I come from a long line of revolutionaries.
I love form, but I’m not interested in forms. I’ve never written a sonnet or villanelle or sestina or any of that. For me, it’s a kind of line. It’s a rhythm. It’s something musical.
Poetry seems to sink into us the way prose doesn’t. I can still quote verses I learned when I was very young, but I have trouble remembering one line of a novel I just finished reading.
One way to find food for thought is to use the fork in the road, the bifurcation that marks the place of emergence in which a new line of development begins to branch off.
There aren’t many people who really put their life on the line for human freedom.
Every New Year is the direct descendant, isn’t it, of a long line of proven criminals?
We have to stop this violence. We have to make the political nature of the violence clear, that the violence we experience in our own homes is not a personal family matter, it’s a public and political problem. It’s a way that women are kept in line, kept in our places.
It was only after five years in the army, when I was having to do a very boring job in a very boring place, that I thought: ‘Why not try writing a novel?’ partly out of youthful arrogance and partly because there had been a long line of writers in my mother’s family.

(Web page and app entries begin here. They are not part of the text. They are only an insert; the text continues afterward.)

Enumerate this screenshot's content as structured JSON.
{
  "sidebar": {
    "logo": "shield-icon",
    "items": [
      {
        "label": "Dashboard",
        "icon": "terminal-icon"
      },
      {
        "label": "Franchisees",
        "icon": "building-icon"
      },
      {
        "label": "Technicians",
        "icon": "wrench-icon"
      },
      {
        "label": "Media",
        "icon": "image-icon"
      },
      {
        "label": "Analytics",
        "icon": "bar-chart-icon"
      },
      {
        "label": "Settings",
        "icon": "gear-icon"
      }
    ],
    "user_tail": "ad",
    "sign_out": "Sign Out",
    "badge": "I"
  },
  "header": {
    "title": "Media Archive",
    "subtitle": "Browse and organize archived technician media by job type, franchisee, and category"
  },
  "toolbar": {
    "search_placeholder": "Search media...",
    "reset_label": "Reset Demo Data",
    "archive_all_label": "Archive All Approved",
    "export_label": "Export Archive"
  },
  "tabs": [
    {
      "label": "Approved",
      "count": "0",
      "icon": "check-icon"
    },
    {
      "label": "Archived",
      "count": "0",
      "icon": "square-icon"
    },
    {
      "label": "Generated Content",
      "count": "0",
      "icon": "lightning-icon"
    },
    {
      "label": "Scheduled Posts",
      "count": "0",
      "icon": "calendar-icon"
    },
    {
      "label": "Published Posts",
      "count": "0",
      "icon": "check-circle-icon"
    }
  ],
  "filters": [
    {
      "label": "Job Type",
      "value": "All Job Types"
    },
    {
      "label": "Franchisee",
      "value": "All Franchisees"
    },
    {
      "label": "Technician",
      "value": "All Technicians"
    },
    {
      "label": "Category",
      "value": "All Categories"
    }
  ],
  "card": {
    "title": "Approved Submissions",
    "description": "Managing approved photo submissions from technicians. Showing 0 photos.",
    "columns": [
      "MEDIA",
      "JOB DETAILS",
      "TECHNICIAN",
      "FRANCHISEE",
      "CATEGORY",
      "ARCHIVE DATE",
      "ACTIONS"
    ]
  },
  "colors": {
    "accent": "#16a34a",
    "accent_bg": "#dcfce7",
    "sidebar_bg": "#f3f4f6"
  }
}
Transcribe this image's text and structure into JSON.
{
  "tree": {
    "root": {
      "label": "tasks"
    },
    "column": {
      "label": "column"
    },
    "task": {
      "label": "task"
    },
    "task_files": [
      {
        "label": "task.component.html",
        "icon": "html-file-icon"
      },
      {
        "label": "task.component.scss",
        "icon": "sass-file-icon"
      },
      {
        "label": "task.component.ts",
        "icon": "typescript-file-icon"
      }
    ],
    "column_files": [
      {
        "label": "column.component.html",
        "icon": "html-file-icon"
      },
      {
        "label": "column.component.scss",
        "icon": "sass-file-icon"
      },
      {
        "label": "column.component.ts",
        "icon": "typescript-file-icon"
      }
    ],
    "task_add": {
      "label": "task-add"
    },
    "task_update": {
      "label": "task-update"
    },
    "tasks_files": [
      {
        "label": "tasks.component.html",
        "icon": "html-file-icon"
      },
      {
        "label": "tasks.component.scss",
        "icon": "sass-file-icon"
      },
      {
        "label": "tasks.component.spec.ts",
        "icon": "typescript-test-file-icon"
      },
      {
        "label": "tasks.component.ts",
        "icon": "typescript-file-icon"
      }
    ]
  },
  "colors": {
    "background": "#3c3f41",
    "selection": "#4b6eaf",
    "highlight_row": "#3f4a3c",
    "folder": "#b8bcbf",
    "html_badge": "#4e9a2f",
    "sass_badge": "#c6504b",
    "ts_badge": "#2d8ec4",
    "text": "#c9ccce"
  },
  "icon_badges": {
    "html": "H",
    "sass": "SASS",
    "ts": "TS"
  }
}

Any newspaper, from the first line to the last, is nothing but a web of horrors, I cannot understand how an innocent hand can touch a newspaper without convulsing in disgust.